In this article, the authors examine the impact Reading Rocks (RR) had on preservice teachers’ learning. The Reading Rocks (RR) is a yearlong, school-based tutoring program, intentionally designed to scaffold two different tutoring experiences—both encouraging learner-centered, responsive teaching. The preservice teachers reported the importance of collaboration with their tutoring buddies, peers, families, and classroom teachers, and that through the yearlong tutoring experience, the preservice teachers gained confidence as teachers and a sense of efficacy as caring educators.
Updated: Jun. 25, 2014
This study follows 12 preservice teachers who tutored adult students learning English in a free evening class while simultaneously taking a course titled Community Literacy. In particular, the authors examine how this context supported them in developing tools for teaching; and how those tools were shaped by and constructed these teachers’ identities. The authors used discourse analysis to examine three preservice teachers’ cases and their ideas about language acquisition, literacy teaching and learning, and teacher/student roles in a cross-cultural teaching setting. The authors conclude that the preservice teachers drew on the tools that come from mentor texts and their experiences, and also the tools that students brought, in unique ways.
Updated: Mar. 30, 2014
This paper describes a graduate literacy teacher education course that compelled students to think in terms of design and multimodality.
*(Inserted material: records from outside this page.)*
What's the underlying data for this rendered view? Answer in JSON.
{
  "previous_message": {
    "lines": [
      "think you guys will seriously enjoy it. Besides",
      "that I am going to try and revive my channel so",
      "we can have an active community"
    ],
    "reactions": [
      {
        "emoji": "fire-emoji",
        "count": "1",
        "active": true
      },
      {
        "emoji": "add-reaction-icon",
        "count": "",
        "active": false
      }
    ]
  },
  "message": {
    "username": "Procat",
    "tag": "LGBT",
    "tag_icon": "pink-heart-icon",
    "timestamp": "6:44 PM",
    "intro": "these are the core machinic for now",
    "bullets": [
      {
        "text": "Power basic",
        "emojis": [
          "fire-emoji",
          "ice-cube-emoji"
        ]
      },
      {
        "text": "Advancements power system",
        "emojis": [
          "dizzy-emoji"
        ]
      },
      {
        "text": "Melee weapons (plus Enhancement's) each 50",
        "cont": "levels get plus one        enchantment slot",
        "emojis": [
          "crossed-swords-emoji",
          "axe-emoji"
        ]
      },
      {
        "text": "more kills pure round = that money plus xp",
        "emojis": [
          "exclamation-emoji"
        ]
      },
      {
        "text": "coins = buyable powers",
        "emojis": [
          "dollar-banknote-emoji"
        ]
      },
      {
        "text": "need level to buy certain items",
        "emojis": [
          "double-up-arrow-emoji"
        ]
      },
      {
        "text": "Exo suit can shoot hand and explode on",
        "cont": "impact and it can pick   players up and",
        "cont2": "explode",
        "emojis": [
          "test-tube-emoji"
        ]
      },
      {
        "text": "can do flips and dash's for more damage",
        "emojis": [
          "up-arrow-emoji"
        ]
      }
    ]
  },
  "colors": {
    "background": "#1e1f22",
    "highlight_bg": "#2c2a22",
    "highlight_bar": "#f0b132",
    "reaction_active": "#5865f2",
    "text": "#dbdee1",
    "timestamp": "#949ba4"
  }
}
The authors saw this qualitative case study as a way to understand the interrelationships of learning processes, principles of design and multimodal texts, and how these might inform pedagogy. Building on years of work in the areas of multimodality and multiliteracies, the authors observed how eight teachers with varying degrees of comfort with multimodality moved into a design-oriented approach to literacy education.
Updated: Dec. 16, 2013
This article describes the students’ experiences and the author's practice around one major course assignment, The Neighborhood Alphabet Book, developed to effectively demonstrate course objectives. This project began as a way for me to create opportunities for teachers to learn from experience-based lessons as the author continued to investigate the potential of photography for education.
Updated: Oct. 28, 2013
The Common Core State Standards’ Quantitative Text Complexity Trajectory: Figuring Out How Much Complexity Is Enough
The Common Core State Standards (CCSS) set a controversial aspirational, quantitative trajectory for text complexity exposure for readers throughout the grades, aiming for all high school graduates to be able to independently read complex college and workplace texts. The authors extend and elaborate the CCSS presentation and discussion, proposing that decisions about shifting quantitative text complexity levels in schools requires more than implementation of a single, static standard. This article proposes a rigorous two-part analytical strategy for decision making surrounding the quantitative trajectory standard.
Updated: Sep. 16, 2013
In this article, the author presents reflections and guidance concerning assessment literacy in teacher education. The author argues that assessment literacy consists of an individual’s understandings of the fundamental assessment concepts and procedures deemed likely to influence educational decisions. The author claims that accountability assessments have become the determiners of educator quality. Furthermore, the author argues that prospective teachers should understand educational assessment because of the potential of such testing to serve as a catalyst for improved instruction.
Updated: Aug. 25, 2013
The authors examine six pre-service language teachers’ development of multiple components of corpus literacy during a semester-long introductory grammar course through which corpus linguistics was threaded. Results showed that while corpus literacy training was generally effective, that effectiveness varied among subjects.
Updated: Jun. 26, 2013